Give back each entry exactly as written, apart from the pictures.
── Exercise data ──
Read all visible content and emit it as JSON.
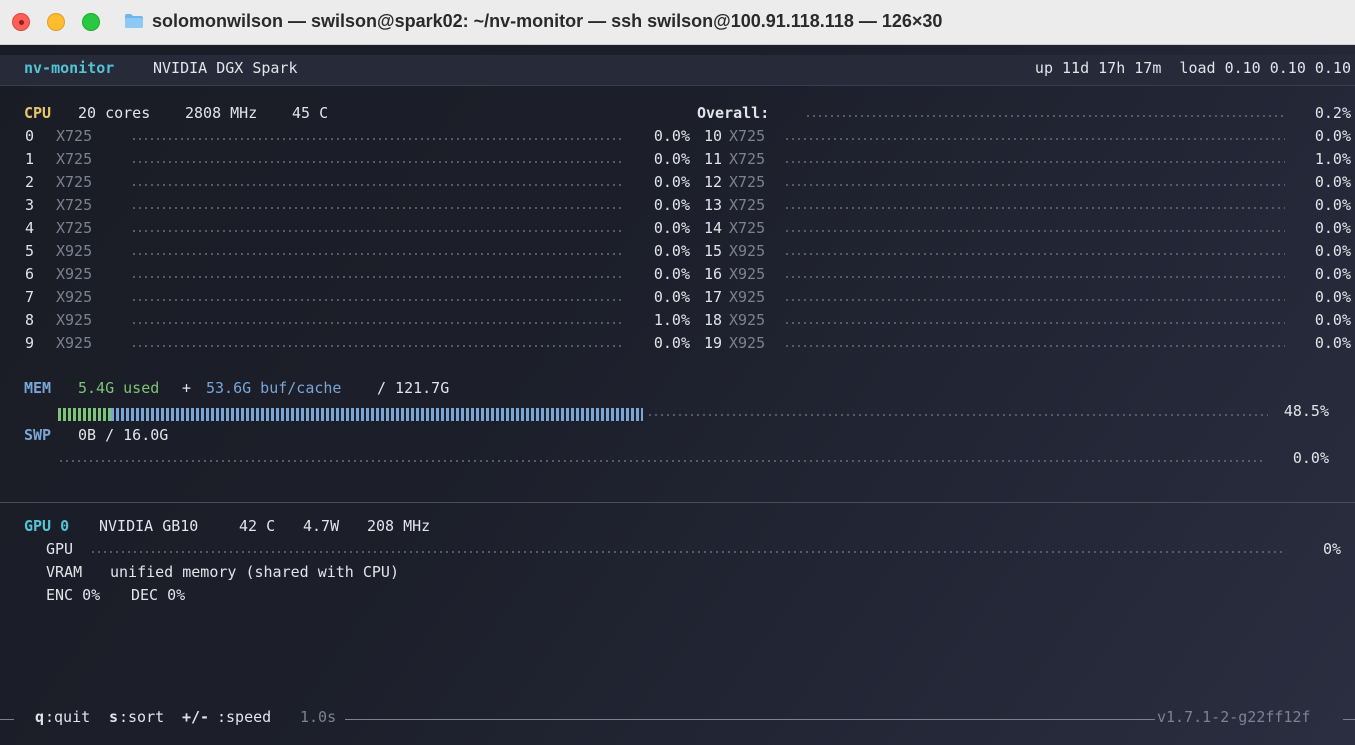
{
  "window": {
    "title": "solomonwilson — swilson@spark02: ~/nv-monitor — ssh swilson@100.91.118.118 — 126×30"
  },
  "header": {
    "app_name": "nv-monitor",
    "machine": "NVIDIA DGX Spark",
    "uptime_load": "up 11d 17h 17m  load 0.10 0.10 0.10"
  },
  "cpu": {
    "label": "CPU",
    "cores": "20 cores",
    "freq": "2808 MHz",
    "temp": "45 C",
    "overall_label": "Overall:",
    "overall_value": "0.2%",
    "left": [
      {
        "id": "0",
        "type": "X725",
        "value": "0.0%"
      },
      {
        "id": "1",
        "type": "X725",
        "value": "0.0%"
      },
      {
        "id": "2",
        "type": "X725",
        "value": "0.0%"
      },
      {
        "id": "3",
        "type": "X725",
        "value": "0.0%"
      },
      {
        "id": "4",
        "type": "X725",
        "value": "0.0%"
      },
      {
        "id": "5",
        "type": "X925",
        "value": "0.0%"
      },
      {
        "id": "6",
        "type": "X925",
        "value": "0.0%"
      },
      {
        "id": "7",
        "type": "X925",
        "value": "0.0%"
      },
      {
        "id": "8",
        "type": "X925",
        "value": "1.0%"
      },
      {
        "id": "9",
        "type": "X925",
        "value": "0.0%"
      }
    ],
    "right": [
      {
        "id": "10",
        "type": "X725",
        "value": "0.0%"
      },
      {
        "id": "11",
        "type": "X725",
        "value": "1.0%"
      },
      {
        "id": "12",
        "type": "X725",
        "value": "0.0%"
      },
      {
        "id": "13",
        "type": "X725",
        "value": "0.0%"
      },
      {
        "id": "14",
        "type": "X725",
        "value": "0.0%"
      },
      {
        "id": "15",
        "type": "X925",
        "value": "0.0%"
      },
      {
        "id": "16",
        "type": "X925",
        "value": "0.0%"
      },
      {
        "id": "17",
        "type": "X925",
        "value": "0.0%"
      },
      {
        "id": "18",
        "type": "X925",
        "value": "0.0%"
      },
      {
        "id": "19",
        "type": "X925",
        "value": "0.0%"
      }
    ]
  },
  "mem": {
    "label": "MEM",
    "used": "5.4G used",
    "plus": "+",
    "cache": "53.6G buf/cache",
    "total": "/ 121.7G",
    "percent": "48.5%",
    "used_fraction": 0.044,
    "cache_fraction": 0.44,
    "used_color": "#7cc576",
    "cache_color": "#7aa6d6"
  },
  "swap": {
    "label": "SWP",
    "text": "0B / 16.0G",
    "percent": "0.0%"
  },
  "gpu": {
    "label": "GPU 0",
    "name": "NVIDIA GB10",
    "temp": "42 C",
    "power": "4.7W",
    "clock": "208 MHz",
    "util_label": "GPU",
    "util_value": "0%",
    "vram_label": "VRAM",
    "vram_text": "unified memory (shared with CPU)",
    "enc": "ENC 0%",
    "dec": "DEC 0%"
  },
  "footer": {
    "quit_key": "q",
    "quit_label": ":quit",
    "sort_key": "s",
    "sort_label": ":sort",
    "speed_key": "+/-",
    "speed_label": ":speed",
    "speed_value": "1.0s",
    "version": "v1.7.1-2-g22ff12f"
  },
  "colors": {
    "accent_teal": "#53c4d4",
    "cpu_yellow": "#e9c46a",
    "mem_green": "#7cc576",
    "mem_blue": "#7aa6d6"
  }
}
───
_Output for this exercise:_
Read all visible content and emit it as JSON.
{
  "window": {
    "title": "solomonwilson — swilson@spark02: ~/nv-monitor — ssh swilson@100.91.118.118 — 126×30"
  },
  "header": {
    "app_name": "nv-monitor",
    "machine": "NVIDIA DGX Spark",
    "uptime_load": "up 11d 17h 17m  load 0.10 0.10 0.10"
  },
  "cpu": {
    "label": "CPU",
    "cores": "20 cores",
    "freq": "2808 MHz",
    "temp": "45 C",
    "overall_label": "Overall:",
    "overall_value": "0.2%",
    "left": [
      {
        "id": "0",
        "type": "X725",
        "value": "0.0%"
      },
      {
        "id": "1",
        "type": "X725",
        "value": "0.0%"
      },
      {
        "id": "2",
        "type": "X725",
        "value": "0.0%"
      },
      {
        "id": "3",
        "type": "X725",
        "value": "0.0%"
      },
      {
        "id": "4",
        "type": "X725",
        "value": "0.0%"
      },
      {
        "id": "5",
        "type": "X925",
        "value": "0.0%"
      },
      {
        "id": "6",
        "type": "X925",
        "value": "0.0%"
      },
      {
        "id": "7",
        "type": "X925",
        "value": "0.0%"
      },
      {
        "id": "8",
        "type": "X925",
        "value": "1.0%"
      },
      {
        "id": "9",
        "type": "X925",
        "value": "0.0%"
      }
    ],
    "right": [
      {
        "id": "10",
        "type": "X725",
        "value": "0.0%"
      },
      {
        "id": "11",
        "type": "X725",
        "value": "1.0%"
      },
      {
        "id": "12",
        "type": "X725",
        "value": "0.0%"
      },
      {
        "id": "13",
        "type": "X725",
        "value": "0.0%"
      },
      {
        "id": "14",
        "type": "X725",
        "value": "0.0%"
      },
      {
        "id": "15",
        "type": "X925",
        "value": "0.0%"
      },
      {
        "id": "16",
        "type": "X925",
        "value": "0.0%"
      },
      {
        "id": "17",
        "type": "X925",
        "value": "0.0%"
      },
      {
        "id": "18",
        "type": "X925",
        "value": "0.0%"
      },
      {
        "id": "19",
        "type": "X925",
        "value": "0.0%"
      }
    ]
  },
  "mem": {
    "label": "MEM",
    "used": "5.4G used",
    "plus": "+",
    "cache": "53.6G buf/cache",
    "total": "/ 121.7G",
    "percent": "48.5%",
    "used_fraction": 0.044,
    "cache_fraction": 0.44,
    "used_color": "#7cc576",
    "cache_color": "#7aa6d6"
  },
  "swap": {
    "label": "SWP",
    "text": "0B / 16.0G",
    "percent": "0.0%"
  },
  "gpu": {
    "label": "GPU 0",
    "name": "NVIDIA GB10",
    "temp": "42 C",
    "power": "4.7W",
    "clock": "208 MHz",
    "util_label": "GPU",
    "util_value": "0%",
    "vram_label": "VRAM",
    "vram_text": "unified memory (shared with CPU)",
    "enc": "ENC 0%",
    "dec": "DEC 0%"
  },
  "footer": {
    "quit_key": "q",
    "quit_label": ":quit",
    "sort_key": "s",
    "sort_label": ":sort",
    "speed_key": "+/-",
    "speed_label": ":speed",
    "speed_value": "1.0s",
    "version": "v1.7.1-2-g22ff12f"
  },
  "colors": {
    "accent_teal": "#53c4d4",
    "cpu_yellow": "#e9c46a",
    "mem_green": "#7cc576",
    "mem_blue": "#7aa6d6"
  }
}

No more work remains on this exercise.